The delivery Flow of remote training delivery
The delivery flow is built around collaborative learning and engagement
What creates engagement?
To set up a course with a high degree of interactivity and practicality, remote training program creators will work to modulate activities by employing some of the strategies below:
- Do something.
- Interact with others.
- Create, Discover, Explore, Make Connections.
- Reserve time for personal reflections.
- Play games or applied games.
- Observe others.
From simple practice to game-like activities
The four categories of practical activities that we recommend in CARTA are the following:
- Practice learnt notions, concepts, and techniques.
- Using metaphors in practice (pretext, image, story, role playing, case study, etc.)
- Using applied games: several activities specific to known games are intertwined with the objective of a certain practical activity; integrating games in a practical activity intensifies the dynamism, interaction, and communication of the latter, and increases the level of energy associated with the kind of integrated game.

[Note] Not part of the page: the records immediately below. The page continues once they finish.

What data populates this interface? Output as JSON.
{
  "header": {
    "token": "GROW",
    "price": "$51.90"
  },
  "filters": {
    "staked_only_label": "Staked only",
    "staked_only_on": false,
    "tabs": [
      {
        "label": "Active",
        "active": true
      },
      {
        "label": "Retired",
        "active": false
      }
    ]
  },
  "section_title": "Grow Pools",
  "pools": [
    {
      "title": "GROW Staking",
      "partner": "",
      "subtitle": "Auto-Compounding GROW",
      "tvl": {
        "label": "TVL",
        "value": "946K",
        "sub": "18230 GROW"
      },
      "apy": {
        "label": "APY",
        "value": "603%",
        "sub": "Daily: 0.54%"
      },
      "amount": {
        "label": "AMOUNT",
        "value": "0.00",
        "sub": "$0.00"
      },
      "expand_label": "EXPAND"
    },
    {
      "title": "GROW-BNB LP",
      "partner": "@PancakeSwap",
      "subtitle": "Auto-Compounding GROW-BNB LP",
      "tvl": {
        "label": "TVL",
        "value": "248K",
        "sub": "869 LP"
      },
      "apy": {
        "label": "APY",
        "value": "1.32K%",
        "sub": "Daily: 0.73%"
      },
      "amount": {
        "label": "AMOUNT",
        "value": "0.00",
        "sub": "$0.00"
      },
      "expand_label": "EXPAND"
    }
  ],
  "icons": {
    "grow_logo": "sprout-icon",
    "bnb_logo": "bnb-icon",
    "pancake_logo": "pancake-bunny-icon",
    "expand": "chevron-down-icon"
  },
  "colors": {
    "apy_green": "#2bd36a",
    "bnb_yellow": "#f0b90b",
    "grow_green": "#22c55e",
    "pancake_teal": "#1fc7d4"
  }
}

- Using standard games: they are useful to restore energy levels, engagement, connection, communication within teams.
Roles in remote training delivery
To attain remote learning objectives, the persons involved in the training process need to assume roles presupposing distinct responsibilities:
- Sponsor of the learning initiative
- Session leader
- Training assistant / Co-trainer
- Designer–i.e., the person who designs activities and arrange them in a flow that maximizes the value offered to the participants.
The delivery process comprises three main steps:
1. Session opening
3. Session closing
The course delivery per se is to be made iteratively, in delivery loops containing a set of essential activities. The creators of training material and the trainers themselves can organize the delivery sequence for each loop as they see fit. The presence or absence of such activities makes it possible to evaluate the training session’s effectiveness later.
Types of reusable activities
Those who deliver courses remotely need to be confident that the kinds of activities they employ will generally have the expected effect in terms of the emergence of a good learning environment, a smooth, stress-free interaction with the group, the attitudinal opening of the participants, the participants’ realization of the offered value and the upkeep of their energy levels.
Practice has demonstrated that the activities included in the table below are reusable, interchangeable, and highly adaptable—after minor adjustments—to a large range of courses, from Soft Skills to technical or specialist trainings.
Type of activity
Comments & examples
|Connecting participants (among themselves and with the trainer)||This activity reduces stress, stimulates openness, and puts people in “learning mode”||Introducing oneself in pairs or individually, interviewing, collecting expectations|
|Defining expectations and work rules||Participants are given the chance to express their expectations, while the session leader can clarify or confirm the possibility of the fulfillment of these expectations||Collecting ideas on a tablet or virtual board|
|Relating to the main subject matter||A component of the first loop, this is the first learning activity||Brainstorming on contrasting topics|
|Content presentation||This activity consists in the transfer of knowledge to participants, and usually is the main reason for setting up the course||In simplified/ minimal format, by means of 3-4 slides for each idea or message|
|Game-like activities and debriefing||They support experiential learning||4 types of activities|
|Social interactions||It gives participants the chance to heighten the human factor within the group learning framework|
|Value realization||It stimulates the expression of perceptions, the evaluation of the experience gains, and the projection of scenarios for the future utilization of skills and knowledge||Personal rankings, the level of usefulness to office activity, the thermometer technique, the level of newness|
Types of reusable activities